On Monday, Virgina began imposing flexible tolls on the I-66 stretch between the Beltway and Washington, DC. I-66 is one of the most congested roads in the nation during rush hour and the goal of these tolls was to have drivers look for alternative routes so that the interstate remained relatively free-flowing for those who needed to get into the city quicker.
Lo and behold, it worked:
Traffic moved smoothly throughout the morning, and WTOP’s traffic center reported that the number of drivers on I-66 declined compared to typical Monday morning volume.
“There were no delays inside the Beltway; that’s the point of congestion pricing — to keep the carpools and paying solo drivers moving. As demand goes up, the price does too,” said WTOP’s traffic reporter Dave Dildine.
VDOT reported that the average speed on I-66 during the morning rush hour was 57 mph, up from 37 mph at the same time a year ago.
The George Washington Parkway absorbed the brunt of the traffic, with Virginia Route 123 and U.S. 50 picking up extra drivers as well.
As price rises, quantity demanded falls as people seek substitutes. Those who are willing to pay the higher price are those who value the resource most highly.
There has been a backlash, of course. No one wants to pay a $40 toll one-way. There have already been calls to cap the tolls. How does the state respond?
“If we don’t get the tolling right, all we’re going to do is clog up those lanes again, and so that’s why the algorithm is multifaceted. It may change, we’ll study it. But in terms of moving traffic, it looks like it’s doing its job,” [Virginia Transportation Secretary] Aubrey Layne said.
“I know all the publicity is ‘Oh, $40,’ but the whole idea is for the person to make a rational decision. ‘Is it worth [it for] me to pay this to use it or is another method better?’ If you start limiting that, you impact the entire network,” Layne said of requests to cap tolls or make other dramatic changes.
Price goes up, quantity demanded falls.
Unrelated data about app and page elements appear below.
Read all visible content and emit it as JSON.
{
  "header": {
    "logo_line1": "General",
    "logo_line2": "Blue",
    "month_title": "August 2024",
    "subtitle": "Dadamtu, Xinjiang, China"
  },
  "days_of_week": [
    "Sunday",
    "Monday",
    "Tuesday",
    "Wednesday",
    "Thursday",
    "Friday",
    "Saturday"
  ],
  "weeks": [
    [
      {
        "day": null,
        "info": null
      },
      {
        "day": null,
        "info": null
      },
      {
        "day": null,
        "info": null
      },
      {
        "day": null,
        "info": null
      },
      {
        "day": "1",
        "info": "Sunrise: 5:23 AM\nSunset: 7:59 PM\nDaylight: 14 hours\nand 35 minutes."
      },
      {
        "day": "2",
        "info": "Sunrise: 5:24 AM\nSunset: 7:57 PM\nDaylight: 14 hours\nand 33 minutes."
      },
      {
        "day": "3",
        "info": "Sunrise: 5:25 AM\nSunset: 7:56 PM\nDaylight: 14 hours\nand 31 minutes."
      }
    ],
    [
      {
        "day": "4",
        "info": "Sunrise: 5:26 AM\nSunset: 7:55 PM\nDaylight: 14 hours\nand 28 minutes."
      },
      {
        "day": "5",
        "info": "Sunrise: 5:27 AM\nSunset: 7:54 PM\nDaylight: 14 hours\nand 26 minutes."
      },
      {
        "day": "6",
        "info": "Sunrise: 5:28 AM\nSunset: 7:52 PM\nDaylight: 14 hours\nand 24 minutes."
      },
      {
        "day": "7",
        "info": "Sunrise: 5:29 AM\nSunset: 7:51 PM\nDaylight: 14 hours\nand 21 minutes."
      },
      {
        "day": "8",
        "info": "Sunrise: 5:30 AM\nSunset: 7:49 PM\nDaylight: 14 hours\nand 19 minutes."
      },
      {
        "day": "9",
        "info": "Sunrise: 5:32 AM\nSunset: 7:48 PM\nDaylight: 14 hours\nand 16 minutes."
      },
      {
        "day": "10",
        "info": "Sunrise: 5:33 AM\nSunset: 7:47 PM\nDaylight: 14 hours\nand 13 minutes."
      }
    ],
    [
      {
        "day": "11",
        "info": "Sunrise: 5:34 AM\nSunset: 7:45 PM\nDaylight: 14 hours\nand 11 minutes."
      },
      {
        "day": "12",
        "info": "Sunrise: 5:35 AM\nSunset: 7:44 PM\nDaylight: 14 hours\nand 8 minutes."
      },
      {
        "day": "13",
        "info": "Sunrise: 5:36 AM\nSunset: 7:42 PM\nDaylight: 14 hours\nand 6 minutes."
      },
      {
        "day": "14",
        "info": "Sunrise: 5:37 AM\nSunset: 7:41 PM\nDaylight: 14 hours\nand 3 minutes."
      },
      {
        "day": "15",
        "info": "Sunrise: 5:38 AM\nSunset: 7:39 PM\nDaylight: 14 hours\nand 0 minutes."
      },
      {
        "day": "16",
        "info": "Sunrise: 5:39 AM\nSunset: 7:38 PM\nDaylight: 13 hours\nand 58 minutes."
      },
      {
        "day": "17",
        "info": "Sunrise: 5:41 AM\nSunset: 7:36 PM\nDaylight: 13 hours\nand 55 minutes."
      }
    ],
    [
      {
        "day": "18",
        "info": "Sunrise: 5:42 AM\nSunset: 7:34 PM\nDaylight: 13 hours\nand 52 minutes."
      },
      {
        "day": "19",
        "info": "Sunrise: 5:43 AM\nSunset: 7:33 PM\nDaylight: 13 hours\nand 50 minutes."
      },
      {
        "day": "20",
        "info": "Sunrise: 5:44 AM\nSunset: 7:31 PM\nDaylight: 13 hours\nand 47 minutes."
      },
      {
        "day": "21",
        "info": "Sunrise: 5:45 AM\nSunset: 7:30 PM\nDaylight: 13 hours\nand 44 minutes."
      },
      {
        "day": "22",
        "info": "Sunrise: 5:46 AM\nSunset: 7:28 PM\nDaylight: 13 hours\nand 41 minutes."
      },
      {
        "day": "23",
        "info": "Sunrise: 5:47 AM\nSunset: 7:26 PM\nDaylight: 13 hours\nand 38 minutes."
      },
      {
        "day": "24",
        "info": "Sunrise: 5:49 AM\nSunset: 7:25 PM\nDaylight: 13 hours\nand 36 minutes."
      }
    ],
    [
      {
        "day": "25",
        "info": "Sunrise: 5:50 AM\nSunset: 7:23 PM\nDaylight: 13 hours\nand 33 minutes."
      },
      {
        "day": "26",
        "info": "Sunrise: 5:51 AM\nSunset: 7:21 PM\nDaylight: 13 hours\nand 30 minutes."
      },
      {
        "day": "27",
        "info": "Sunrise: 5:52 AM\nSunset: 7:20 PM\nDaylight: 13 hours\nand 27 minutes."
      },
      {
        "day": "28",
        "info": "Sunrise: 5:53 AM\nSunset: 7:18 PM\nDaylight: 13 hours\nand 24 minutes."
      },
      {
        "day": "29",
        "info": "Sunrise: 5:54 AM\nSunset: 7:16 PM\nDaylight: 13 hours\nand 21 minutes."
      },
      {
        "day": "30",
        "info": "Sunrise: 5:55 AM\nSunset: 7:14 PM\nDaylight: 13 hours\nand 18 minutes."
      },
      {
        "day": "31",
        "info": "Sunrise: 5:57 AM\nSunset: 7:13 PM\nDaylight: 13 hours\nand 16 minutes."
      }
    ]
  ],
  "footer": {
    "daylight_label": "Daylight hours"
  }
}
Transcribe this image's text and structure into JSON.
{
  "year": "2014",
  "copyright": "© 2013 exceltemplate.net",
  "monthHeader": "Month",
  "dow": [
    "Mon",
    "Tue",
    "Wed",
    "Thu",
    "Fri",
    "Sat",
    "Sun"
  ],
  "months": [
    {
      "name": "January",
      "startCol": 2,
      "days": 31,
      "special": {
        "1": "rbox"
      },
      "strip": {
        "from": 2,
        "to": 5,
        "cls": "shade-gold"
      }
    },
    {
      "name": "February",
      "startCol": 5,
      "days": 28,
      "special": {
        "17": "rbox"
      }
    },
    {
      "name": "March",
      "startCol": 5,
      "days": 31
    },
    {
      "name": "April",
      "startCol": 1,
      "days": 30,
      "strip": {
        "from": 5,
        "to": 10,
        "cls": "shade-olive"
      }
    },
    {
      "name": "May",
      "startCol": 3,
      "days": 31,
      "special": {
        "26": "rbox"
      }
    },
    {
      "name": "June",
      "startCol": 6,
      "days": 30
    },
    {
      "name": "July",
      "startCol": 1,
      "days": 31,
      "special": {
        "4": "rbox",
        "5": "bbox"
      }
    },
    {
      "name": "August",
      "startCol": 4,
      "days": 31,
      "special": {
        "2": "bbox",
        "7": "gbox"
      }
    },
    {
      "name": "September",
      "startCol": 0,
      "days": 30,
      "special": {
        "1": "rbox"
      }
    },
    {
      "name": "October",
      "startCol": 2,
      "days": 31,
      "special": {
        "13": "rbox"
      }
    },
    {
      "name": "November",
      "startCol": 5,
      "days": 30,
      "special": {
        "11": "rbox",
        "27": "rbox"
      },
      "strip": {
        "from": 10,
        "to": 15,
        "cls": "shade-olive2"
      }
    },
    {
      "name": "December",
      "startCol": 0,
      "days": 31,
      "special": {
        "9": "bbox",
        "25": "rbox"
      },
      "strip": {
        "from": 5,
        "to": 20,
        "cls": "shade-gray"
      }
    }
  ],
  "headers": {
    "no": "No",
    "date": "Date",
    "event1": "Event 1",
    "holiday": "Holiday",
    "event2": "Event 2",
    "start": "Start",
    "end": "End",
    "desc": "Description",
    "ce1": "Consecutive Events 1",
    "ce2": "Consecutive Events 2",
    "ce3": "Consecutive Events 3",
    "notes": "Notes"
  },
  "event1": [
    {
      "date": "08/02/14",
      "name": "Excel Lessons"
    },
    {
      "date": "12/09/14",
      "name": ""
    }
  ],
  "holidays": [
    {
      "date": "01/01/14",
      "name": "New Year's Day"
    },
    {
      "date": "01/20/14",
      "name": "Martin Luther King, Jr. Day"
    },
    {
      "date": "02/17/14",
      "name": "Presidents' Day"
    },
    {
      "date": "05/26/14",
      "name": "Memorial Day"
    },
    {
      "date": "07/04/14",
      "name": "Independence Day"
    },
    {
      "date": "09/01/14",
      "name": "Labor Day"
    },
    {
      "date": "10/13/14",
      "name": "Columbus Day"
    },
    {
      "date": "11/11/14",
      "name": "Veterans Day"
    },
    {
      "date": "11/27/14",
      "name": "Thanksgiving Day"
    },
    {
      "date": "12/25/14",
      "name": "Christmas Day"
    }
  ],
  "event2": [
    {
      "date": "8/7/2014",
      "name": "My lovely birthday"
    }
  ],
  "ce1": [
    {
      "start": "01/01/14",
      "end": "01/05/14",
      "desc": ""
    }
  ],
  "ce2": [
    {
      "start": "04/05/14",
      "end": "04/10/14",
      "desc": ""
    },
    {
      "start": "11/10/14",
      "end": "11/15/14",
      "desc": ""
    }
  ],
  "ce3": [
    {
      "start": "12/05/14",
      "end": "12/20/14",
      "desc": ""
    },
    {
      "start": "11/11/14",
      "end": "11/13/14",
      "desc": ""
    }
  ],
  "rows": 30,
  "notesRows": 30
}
You put a price ceiling on the market, you “impact the entire network.”
Good to see some Econ 101 knowledge on the part of the Transportation Secretary.